[Excerpts from an interface dataset]

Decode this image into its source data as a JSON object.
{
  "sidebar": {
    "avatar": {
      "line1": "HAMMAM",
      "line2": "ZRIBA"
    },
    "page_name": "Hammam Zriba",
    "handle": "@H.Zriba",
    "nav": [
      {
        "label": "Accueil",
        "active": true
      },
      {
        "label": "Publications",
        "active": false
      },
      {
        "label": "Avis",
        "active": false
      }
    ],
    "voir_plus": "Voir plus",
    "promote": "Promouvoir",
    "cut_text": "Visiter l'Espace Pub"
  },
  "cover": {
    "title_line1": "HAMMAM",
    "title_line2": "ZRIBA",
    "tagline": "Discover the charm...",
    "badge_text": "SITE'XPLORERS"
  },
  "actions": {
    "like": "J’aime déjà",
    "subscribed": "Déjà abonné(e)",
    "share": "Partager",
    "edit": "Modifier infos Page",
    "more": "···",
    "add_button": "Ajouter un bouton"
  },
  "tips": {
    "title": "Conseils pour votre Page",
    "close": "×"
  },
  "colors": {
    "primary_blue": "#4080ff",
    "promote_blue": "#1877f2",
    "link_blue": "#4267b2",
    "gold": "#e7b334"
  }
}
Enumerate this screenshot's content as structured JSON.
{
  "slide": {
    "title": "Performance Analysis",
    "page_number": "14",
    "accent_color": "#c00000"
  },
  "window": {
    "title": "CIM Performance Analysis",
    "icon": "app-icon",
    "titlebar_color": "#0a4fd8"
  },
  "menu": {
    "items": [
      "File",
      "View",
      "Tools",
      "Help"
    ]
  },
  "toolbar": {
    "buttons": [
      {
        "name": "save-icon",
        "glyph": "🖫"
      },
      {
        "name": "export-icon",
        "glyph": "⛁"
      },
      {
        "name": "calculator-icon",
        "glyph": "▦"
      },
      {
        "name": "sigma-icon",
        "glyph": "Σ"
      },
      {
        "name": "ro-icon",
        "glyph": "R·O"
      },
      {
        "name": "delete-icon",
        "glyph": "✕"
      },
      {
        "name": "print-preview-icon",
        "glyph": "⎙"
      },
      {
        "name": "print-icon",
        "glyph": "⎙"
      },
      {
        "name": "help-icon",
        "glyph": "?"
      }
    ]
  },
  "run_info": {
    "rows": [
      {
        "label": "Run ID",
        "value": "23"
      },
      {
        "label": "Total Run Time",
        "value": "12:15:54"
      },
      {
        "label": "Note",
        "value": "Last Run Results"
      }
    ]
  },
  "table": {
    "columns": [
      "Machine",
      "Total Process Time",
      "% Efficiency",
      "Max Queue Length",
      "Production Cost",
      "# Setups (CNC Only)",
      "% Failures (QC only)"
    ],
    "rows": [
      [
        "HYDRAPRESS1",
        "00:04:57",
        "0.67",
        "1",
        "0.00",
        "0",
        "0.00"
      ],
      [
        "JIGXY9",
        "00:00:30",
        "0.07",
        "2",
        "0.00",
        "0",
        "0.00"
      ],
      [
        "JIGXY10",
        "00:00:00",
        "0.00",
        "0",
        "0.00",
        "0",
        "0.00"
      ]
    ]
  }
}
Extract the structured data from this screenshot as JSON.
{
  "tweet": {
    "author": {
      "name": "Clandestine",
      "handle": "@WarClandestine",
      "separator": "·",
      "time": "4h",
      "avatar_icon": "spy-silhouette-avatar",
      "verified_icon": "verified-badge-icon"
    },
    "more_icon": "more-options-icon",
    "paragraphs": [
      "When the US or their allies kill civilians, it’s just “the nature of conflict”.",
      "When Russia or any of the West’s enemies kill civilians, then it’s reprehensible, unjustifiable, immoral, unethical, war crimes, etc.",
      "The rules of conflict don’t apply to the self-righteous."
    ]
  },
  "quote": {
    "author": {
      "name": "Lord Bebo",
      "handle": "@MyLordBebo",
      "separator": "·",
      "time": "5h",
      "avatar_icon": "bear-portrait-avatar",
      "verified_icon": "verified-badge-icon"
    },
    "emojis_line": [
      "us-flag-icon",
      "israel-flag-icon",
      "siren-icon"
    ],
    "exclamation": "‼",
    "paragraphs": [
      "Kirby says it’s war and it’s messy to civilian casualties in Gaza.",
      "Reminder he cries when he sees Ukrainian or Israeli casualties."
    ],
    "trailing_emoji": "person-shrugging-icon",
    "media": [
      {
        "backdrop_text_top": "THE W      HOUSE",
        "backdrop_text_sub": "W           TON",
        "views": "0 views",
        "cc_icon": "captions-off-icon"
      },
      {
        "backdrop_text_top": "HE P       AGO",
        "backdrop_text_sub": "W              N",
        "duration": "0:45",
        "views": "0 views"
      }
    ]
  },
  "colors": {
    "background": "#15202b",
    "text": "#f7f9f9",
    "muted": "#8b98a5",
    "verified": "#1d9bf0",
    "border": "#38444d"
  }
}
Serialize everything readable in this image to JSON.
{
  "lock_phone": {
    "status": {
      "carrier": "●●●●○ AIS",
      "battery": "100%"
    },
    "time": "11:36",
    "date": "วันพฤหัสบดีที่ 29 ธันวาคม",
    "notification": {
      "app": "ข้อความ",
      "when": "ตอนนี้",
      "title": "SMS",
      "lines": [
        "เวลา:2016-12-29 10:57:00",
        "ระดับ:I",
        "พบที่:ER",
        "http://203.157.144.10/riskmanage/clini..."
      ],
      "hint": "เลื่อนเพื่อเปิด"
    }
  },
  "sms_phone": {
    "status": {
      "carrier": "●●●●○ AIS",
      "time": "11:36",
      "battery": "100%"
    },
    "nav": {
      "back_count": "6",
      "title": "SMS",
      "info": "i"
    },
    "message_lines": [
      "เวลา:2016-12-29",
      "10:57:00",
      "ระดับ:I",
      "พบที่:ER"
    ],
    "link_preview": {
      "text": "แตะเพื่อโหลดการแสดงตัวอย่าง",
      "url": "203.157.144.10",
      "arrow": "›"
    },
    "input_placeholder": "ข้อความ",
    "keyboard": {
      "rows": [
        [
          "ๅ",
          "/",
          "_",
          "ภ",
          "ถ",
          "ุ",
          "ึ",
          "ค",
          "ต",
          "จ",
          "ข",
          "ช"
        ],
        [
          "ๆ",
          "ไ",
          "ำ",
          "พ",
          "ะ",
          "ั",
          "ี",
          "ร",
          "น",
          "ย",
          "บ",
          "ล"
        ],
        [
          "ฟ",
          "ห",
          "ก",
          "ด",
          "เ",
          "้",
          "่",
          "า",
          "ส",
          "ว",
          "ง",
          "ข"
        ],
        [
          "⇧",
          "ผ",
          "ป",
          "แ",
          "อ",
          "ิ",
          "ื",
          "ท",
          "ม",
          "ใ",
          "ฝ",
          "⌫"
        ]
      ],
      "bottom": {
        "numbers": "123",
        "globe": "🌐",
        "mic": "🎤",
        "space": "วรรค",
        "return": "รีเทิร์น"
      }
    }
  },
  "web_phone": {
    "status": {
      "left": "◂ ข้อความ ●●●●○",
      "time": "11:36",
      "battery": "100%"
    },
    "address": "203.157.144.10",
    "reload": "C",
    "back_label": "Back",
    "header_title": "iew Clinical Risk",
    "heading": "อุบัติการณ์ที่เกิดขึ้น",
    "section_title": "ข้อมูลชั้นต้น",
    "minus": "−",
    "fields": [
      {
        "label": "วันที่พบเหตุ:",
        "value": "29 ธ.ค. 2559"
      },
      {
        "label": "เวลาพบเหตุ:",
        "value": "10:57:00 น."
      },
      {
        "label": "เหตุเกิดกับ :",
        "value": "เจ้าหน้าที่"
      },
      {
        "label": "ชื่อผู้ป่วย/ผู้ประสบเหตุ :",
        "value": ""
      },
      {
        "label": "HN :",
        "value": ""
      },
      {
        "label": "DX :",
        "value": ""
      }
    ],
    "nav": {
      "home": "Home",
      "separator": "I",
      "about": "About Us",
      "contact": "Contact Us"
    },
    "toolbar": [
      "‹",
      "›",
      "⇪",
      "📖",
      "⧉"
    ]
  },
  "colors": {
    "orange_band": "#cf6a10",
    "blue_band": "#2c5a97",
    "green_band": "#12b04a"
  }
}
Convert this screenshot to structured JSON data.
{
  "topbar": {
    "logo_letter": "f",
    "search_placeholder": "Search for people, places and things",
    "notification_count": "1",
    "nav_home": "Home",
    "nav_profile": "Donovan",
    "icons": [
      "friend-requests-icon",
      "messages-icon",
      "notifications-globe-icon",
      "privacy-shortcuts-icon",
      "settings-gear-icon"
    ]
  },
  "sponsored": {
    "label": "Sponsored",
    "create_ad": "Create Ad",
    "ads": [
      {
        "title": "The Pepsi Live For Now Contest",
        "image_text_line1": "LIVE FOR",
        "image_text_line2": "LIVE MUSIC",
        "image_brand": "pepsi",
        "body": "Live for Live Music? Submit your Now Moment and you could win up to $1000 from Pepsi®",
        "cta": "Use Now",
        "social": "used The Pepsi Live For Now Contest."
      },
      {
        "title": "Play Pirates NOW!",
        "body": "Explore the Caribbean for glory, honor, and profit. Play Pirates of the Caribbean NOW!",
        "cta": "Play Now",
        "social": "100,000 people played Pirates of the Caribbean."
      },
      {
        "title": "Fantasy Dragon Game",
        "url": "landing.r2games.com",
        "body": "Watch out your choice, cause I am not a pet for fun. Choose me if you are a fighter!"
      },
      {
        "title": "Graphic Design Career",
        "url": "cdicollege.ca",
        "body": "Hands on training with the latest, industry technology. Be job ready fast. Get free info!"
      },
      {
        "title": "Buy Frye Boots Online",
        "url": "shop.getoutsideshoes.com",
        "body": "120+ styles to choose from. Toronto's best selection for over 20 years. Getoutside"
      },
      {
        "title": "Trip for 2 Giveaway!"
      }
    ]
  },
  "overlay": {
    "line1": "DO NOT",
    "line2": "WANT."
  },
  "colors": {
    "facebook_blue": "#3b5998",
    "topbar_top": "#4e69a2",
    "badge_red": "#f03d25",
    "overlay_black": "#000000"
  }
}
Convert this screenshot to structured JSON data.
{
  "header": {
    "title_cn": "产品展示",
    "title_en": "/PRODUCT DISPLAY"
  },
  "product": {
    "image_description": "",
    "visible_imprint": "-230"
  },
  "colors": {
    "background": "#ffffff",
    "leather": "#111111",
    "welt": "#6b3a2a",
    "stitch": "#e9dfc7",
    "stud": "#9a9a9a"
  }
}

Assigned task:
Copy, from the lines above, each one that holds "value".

Task response:
        "value": "23"
        "value": "12:15:54"
        "value": "Last Run Results"
        "value": "29 ธ.ค. 2559"
        "value": "10:57:00 น."
        "value": "เจ้าหน้าที่"
        "value": ""
        "value": ""
        "value": ""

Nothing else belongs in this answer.